The Brood: The FCC is considering changing the rules regulating the internet, giving telecommunications companies the power to reward or punish companies that compete with them, and silence any views contrary to their interests. It’s only one other way that Free Speech is being threatened by the digital age.
Imagine you are a media critic. You want to go on a Jon Stewart level rant about how broken the journalism of the 21st century is. Or perhaps you are a journalist yourself, and a public policy driven one like the crew over at Vox. Particularly you want to target MSNBC. You get your cable, internet and phone service from Comcast, which owns MSNBC.
If Comcast gets the changes it wants through the FCC, it will see widely shared critiques of their many assets, in this case MSNBC, as competition, or at the very least bad for business. To make that material less available, they decide that they will slow down internet speeds specifically for that website. Or they will simply charge consumers more for faster internet speeds in bundles, favoring friendly media platforms over others.
This, in brief, is the issue of Net Neutrality. (If you want a more full, and entertaining, explanation, you can see not one, not two, but three pieces of John Oliver’s work on this.) Net Neutrality is the idea that internet service providers (ISPs), like Comcast, Verizon and AT&T, must treat all data on the internet equally, no matter who created it. The FCC made it a guiding principle of regulating ISPs in 2015. The Trump administration is now moving to reverse this decision.
Much has been written about how these changes will shut out start-ups in entertainment and Silicon Valley by imposing enormous entry-costs. Only players with large “war chests” outside their content producing assets like Amazon, Comcast, Verizon, AT&T, Apple, etc. will be able to survive the changes. So yes. It will be bad for economic dynamism. For those who favor competitive markets as a tool to drive innovation in the arts and technology, it will be an unmitigated disaster.
What I’m more concerned about in these changes is far more insidious, and less talked about. The End of Net Neutrality is one of the worst threats to Free Speech for decades. Giving telecommunications companies the power to police content creation and distribution on the internet through pricing, access and quality-control mechanisms will also mean that we are giving them the power to police speech.

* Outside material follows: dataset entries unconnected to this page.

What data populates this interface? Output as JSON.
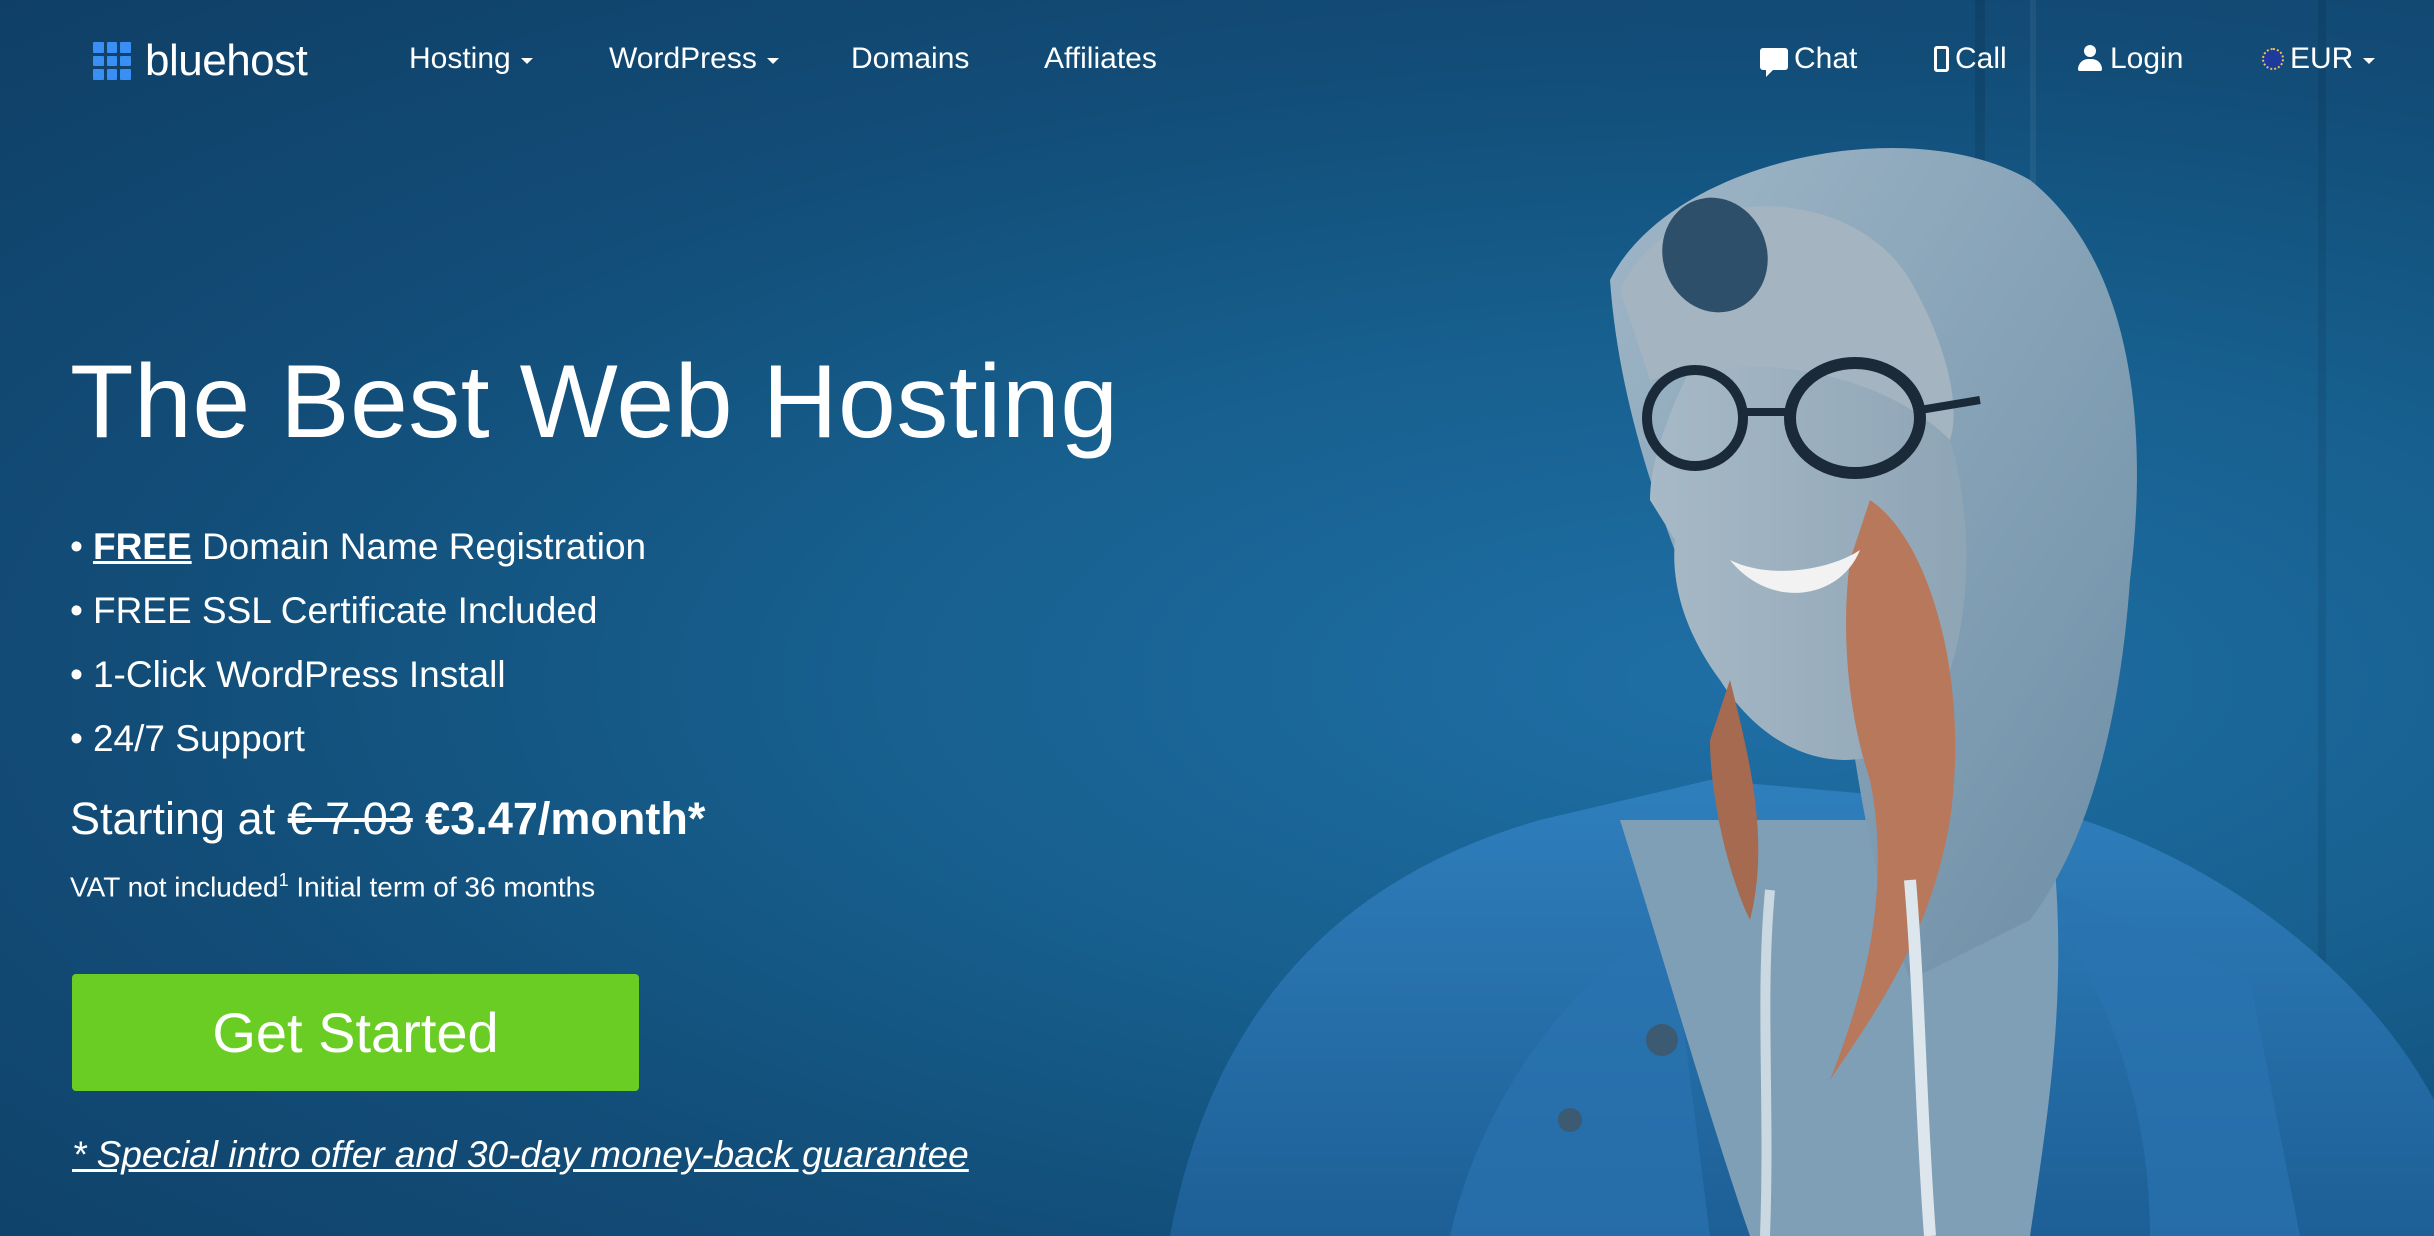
{
  "brand": {
    "name": "bluehost",
    "accent": "#3a8ff5",
    "cta_color": "#6acd24",
    "bg_color": "#124d78"
  },
  "nav": {
    "items": [
      {
        "label": "Hosting",
        "dropdown": true
      },
      {
        "label": "WordPress",
        "dropdown": true
      },
      {
        "label": "Domains",
        "dropdown": false
      },
      {
        "label": "Affiliates",
        "dropdown": false
      }
    ],
    "right": {
      "chat": {
        "label": "Chat",
        "icon": "chat-icon"
      },
      "call": {
        "label": "Call",
        "icon": "phone-icon"
      },
      "login": {
        "label": "Login",
        "icon": "user-icon"
      },
      "currency": {
        "label": "EUR",
        "icon": "eu-flag-icon"
      }
    }
  },
  "hero": {
    "title": "The Best Web Hosting",
    "bullets": {
      "b1_strong": "FREE",
      "b1_rest": "Domain Name Registration",
      "b2": "FREE SSL Certificate Included",
      "b3": "1-Click WordPress Install",
      "b4": "24/7 Support"
    },
    "bullet_char": "•",
    "price_prefix": "Starting at",
    "price_old": "€ 7.03",
    "price_new": "€3.47/month*",
    "vat_text": "VAT not included",
    "vat_sup": "1",
    "term_text": "Initial term of 36 months",
    "cta_label": "Get Started",
    "fine_print": "* Special intro offer and 30-day money-back guarantee"
  }
}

In fact, they have already shown a willingness and ability to do this. The ACLU has some great examples on their website, including one from 2007:
AT&T censored words from [Pearl Jam] lead singer Eddie Vedder’s performance. The ISP, which was responsible for streaming the concert, shut off the sound as Vedder sang, “George Bush, leave this world alone” and “George Bush, find yourself another home.” By doing so, AT&T, the self-advertised presenting sponsor of the concert series, denied viewers the complete exclusive coverage they were promised. Although Vedder’s words contained no profanity, an AT&T spokesperson claimed that the words were censored to prevent youth visiting the website from being exposed to “excessive profanity.”
Remember — this was 2007, before corporations were people and themselves had free speech rights. 10 years later, in 2017, not only can companies like AT&T “speak” as much as they like through campaign contributions and unlimited political advertising, they can also, sometimes literally as above, silence opposition to their interests.
Also remember that the platforms through which you already receive much of your news (Facebook, Twitter, Instagram, etc.) already control what news you see and what content you consume through algorithms that encourage self-confirmation for profit. But they can only exist and thrive when internet speeds are high, and ISPs don’t target them. If the 21st century’s biggest media platforms must capitulate to ISPs interests merely to exist, imagine how easily these algorithms could be, and have been, used to warp our perceptions of reality to fall in line with ISPs interests.
It is a dystopian vision. But it’s one you can actually stop. Just like the Muslim Ban was stopped. Just like the Obamacare Repeal was stopped. These fights weren’t easy, and this one won’t be now. But you should call your representatives. Flood their inboxes. Their voice messages. Sign a petition. Protest on the street. Donate to important orgs. Find a list of things to do. Then do them. Democracy is a contact sport. Dictatorship is a spectator’s.